A few months ago, after a long period of silence and musical inactivity, Facebook page of English band Cubanate started posting news of a one-off reunion on Coldwaves festival in Chicago, as well as Marc Heal’s pictures of his music equipment and the announcement that he was starting work on new solo material. It took less than 2 months from the announcement for the first single, “Adult Fiction”, to appear, and just a short time after that “The Hum”, the full length album, was finished.
Although this album has very little in common with his previous work with Cubanate, the end result is very well rounded and good listening experience. It still has very distinguishable industrial base with alternative rock overlay that a lot of listeners might associate with recent Garry Numan releases. The lyrics of most of the songs are about various aspects of decay and entropy in a highly urban environment. Armed with wisdom of age, Heal uses easily understandable and direct lyrics to paint pictures of bleak people in bleak world with bleak outlook. Mostly he doesn’t get involved, but serves as a modern day jester who points out obvious truths that are usually invisible to subjects of his songs.
There are two exceptions, the opening song “Tiananmen”, probably dedicated to anti-establishment rebels, and “Monoxide” at the end of the album that sounds like a song about people who do not fall into any standard category. It is worth noting that these are also the two most Cubanatesque songs on the album.

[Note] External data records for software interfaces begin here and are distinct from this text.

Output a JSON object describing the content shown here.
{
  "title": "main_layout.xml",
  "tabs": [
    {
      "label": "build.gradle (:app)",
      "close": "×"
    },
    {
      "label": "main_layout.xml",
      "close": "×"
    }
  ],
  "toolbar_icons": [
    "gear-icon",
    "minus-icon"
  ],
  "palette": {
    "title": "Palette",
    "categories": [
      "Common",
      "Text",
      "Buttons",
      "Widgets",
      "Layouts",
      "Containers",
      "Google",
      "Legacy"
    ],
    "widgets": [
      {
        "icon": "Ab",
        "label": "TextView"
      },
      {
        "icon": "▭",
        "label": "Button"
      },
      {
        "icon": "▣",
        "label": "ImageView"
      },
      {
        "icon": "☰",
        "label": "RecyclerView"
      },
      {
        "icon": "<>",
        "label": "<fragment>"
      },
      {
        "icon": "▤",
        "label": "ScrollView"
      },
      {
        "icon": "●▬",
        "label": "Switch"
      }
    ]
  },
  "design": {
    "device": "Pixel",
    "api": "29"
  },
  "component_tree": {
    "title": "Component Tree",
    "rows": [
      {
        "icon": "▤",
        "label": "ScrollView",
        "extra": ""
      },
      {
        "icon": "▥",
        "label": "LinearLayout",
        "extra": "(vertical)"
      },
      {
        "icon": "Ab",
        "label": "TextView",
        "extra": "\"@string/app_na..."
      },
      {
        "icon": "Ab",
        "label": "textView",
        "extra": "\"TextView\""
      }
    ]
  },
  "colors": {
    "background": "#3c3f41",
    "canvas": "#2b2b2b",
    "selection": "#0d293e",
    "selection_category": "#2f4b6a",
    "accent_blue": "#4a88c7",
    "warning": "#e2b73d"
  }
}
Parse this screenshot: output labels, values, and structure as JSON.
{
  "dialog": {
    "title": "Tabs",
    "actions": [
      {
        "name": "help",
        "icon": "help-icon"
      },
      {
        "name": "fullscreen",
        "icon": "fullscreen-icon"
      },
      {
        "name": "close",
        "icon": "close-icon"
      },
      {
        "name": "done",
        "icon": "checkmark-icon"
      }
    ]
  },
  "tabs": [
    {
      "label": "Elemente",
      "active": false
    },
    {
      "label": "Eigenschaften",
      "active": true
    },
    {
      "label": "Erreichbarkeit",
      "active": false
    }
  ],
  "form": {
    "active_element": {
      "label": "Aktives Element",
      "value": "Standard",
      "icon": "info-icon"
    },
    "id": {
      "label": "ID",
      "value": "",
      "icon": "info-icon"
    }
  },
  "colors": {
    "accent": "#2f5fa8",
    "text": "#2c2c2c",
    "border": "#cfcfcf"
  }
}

After “Tiananmen” the pace quickly slows down with “Katerina’s House”, an atmospheric, slow song dealing with loss and hopelessness of a woman who, apparently, at some point had all she had hoped for. “Adult Fiction” follows, a song about world outlook of an unhappy woman who, at least from the outside, has it all. Together with “Monoxide”, “Adult Fiction” is the most fluid song on the album and a perfect choice for release as a single. The following two songs, “Model Citizen” and “Show Homes for Luxury Living”, represent my favourite section of album. Both songs deal with the paradox of modern life, pointing out just how much humanity one needs to relinquish to fit into perception of modern life. “Model Citizen” enumerates all the items that the media and society present us as norms for a model member of society, while “Show Homes for Luxury Living” deals with alienation of people form their living environment. “The Abandoned Junkshop” is another slow and slightly droning song focused on urban abandonment and the places that become almost invisible once they lose its purpose.
Throughout this album Heal offers very little or no sympathy to its subject matter, and this brings us to “Wounded Dog”, one of the two songs in which he shows affection, in this case towards a dying dog to whom he gives some comfort and company in his final moments. “Johnny Was An Oilman” deals with influence of people behind the curtain of life of ordinary people. It is followed by the previously mentioned “Monoxide”, the most danceable song on the album. The album closes with “Faithful Machinery”, Heal’s ode to his instruments that has a strong English football song feel to it, along with some kind of pride about him and his companions in this endeavour.
All in all, this is a really good album in both musical and lyrical sense. Years were very good to Marc Heal and hopefully he’ll have something more to say in the future.